Boston Classical Review/ Aaron Keebaugh
“The cheers for Forsythe were well deserved. She sounded as good as I have heard her, in selections that ranged from a wistful lament accompanied only by basso continuo to brilliant show stoppers joined by the full ensemble. Following period practice, each aria was graced by the type of unwritten embellishment that was one of the principal attractions of this music as originally performed. This led to fireworks far more spectacular than anything Handel ever wrote.“
The Boston Musical Intelligencer/ David Schulenberg

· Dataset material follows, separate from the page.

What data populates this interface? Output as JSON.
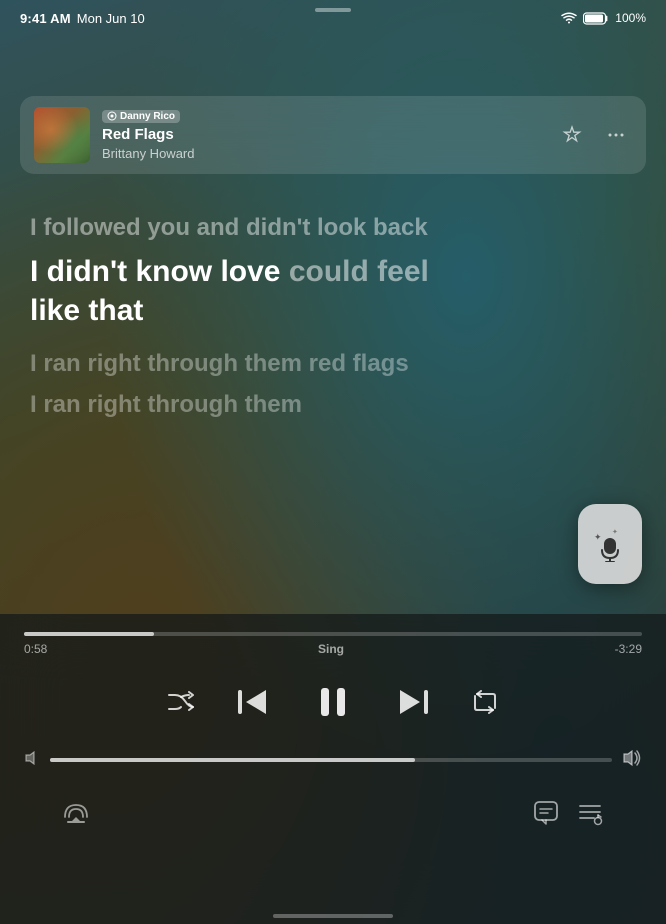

"In “Tornami a vagheggiar”, Forsythe demonstrated her total mastery of baroque style. Her ornamentations were text-based, yet vocally thrilling, her pinpoint perfect high notes exhilarating. I’ve never heard the frequently excerpted aria sung with such rigorous musicianship and high style. Tighten your seatbelts, ladies and gentlemen, this was going to be an exciting evening...With her rendition of “Piangerò,” Forsythe set a new standard. I’ve never heard another singer equal her."
Berkshire Fine Arts/ David Bonetti

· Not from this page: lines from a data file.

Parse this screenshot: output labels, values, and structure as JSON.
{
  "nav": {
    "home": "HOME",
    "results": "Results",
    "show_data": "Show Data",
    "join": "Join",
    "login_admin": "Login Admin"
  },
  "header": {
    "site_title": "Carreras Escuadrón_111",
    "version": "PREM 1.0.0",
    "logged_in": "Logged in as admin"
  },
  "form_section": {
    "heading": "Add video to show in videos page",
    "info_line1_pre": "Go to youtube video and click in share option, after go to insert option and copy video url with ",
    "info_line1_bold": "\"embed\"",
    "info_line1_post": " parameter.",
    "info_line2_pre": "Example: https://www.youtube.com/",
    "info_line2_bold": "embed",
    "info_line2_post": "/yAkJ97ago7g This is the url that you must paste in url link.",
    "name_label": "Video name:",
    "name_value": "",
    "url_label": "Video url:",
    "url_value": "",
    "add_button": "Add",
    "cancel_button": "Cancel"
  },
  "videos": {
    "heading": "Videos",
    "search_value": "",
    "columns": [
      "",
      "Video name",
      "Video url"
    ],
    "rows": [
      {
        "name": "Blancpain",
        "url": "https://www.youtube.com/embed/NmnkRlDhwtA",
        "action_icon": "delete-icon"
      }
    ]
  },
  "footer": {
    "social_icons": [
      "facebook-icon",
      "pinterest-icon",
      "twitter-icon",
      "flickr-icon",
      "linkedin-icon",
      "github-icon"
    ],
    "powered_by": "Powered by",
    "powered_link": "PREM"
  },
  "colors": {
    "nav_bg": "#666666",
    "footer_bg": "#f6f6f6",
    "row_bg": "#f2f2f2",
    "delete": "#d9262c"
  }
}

"Soprano Amanda Forsythe was dynamic and self-possessed in some of the showpiece arias heard on her new solo Handel album with the group. Her staccato notes were impeccably placed and in tune, and she added head-spinning embellishments on the repeats in “Tornami a vagheggiar” from “Alcina” and “Da tempeste il legno infranto” from “Giulio Cesare”."
The Washington Post/ Charles T. Downey
"The program, called "The Power of Love," traced a narrative arc that included "First Love," "Jealousy," and "Delusion and Madness," and offered Forsythe plenty of opportunity to demonstrate her dramatic skills as well as her impressive vocal ability as she navigated the perilous intricacies of Handel's writing. Her command of tone and color was especially noteworthy, reaching its zenith in her dark and brooding "Amarti si vorrei" from Handel's "Teseo" (1713), in which she beautifully conveyed Agilea's dark dilemma — "Oh gods, what cruelty demands that I be unfaithful to you.""
Cleveland Plain Dealer/ Mark Satola